Few things feel lonelier and scarier than being trapped on the side of the road, especially in the dead of winter. That's why you're told so many times to be prepared. The Fox 9 Investigators show you exactly why you shouldn't ignore those warnings.
It began with a snowstorm and a question in the newsroom: How long could you last if you got stuck out in bone-chilling cold?
It ended with two crazy ladies sitting in a cold car -- one to prove a point, the other because she's already proven it. That would be Karen Nelson.
"I just knew that I was going to die," Nelson recalled.
You might not recognize her right away but you'll likely recognize her story.
Trish Van Pilsum wore jeans, a turtleneck and a light jacket to emulate a typical workday outfit – one that isn't conducive to spending 40 hours in 40 below weather like Nelson did.
Van Pilsum decided to re-create the freezing moments Nelson spent in her car along the road at Camp Ripley, the 52,000-acre Army National Guard post near Little Falls, Minn.
However, near Camp Ripley, there's a security guy who's also a medic. John Stone is supposed to keep Van Pilsum safe, a luxury Nelson did not have when she was stranded.
Van Pilsum had her vitals taken: Temperature, blood pressure and pulse, all of which will change over the next few hours in the cold.

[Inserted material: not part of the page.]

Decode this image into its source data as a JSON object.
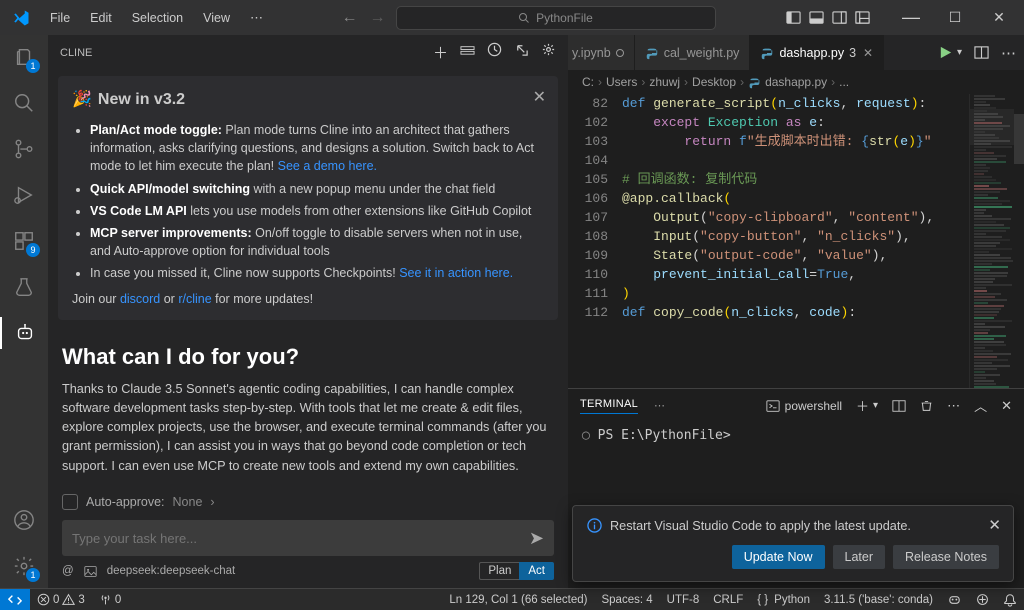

At first with mild hypothermia your blood pressure goes up, respirations rise and as you get colder your temperature drops, pressure will drip, you pulse drops and oxygen to your brain drops.
Karen Nelson puts it more simply.
"You're not going to stay warm. You're going to get cold," she said.
With this experiment, chilling thoughts come back to Nelson like a blizzard from the back of her brain.
" I have shivers up and down my spine. It makes me kind of uncomfortable," she said. "We're out here in the boonies and I'm just kind of scared. It makes me a little nervous."
Nelson has agreed to come to here and sit with Van Pilsum for a while though, because she is an old pro at this survival stuff.
For a few days back in January of 1997, a few snowy and polar day, the whole country knew Nelson's face. You might remember her as the South Dakota woman with the cell phone and the sleeping bag who survived 40 hours in her car at 40 below.
"Just kind of sat there. I talked to myself. I sang. I prayed. I just kept looking out to see if I could see anybody," she said.
And she did that for a day and a night, and another day and into the next night.
John Nelson will check Van Pilsum's temperature, pulse and blood pressure, every hour at first. She's been instructed to keep moving her fingers and hands. Nelson checks in periodically, this time, safe with the medic.
Hypothermia sets in when your temperature drops to 95 degrees. You'll see Van Pilsum's will drop lower than that in a minute. Your body's instinct is draw all of its warmth its core. Where the vital organs are feet, hands, arms and legs get cold first as they constrict and send blood to your body core. That causes your blood pressure to go up. Your pulse, too. You begin to shiver.
As you get colder below about 93 degrees, your body gets tired. Blood pressure and pulse, once elevated, plummet.
Eventually, your brain doesn't get enough oxygen. That's when people get disoriented and start feeling warm, maybe take off their jacket or clothes and get out of the car to walk where they freeze to death.
Body temperature below 90 degrees is very dangerous. The heart beats irregularly. That could mean heart attack or stroke.
By midnight, a little more than two hours into the test, the air temperature in the car is 36.5. Van Pilsum is starting to get a little uncomfortable but she's not in trouble yet.
Her body temperature drops to 96.5 and holds there. Her blood pressure creeps up from 146 over 106 to 161 over 107. Her pulse holds at 88 or 89 beats a minute.
At 12:40, three hours in, her body temp drops only half a degree to 96 but she's working much harder to stay there. Blood pressure is up to 158 over 120. My pulse is up from 88 to 110.
John Nelson will start checking on her every 20 minutes, now.
"She'd be in real trouble in maybe another hour where she would really be getting impaired," he said.
It doesn't take that long. Three and a half hours into the test, at 1 a.m. her temp drops to 96 degrees.
"Your body says it's getting tired of this," Nelson said, four hours in at 2 a.m.
Van Pilsum's core body temperature drops two degrees in twenty minutes. She's at 94 degrees. Her blood pressure shoots up to 190 over 193. If she was not healthy, she'd be at risk of a stroke. But what most alarming is her pulse, once rising, it now drops and she's moving toward severe hypothermia. Her body is about to succumb to the cold. Not what she expected this soon.
Time to quit. Without any winter survival gear, she lasts just four hours.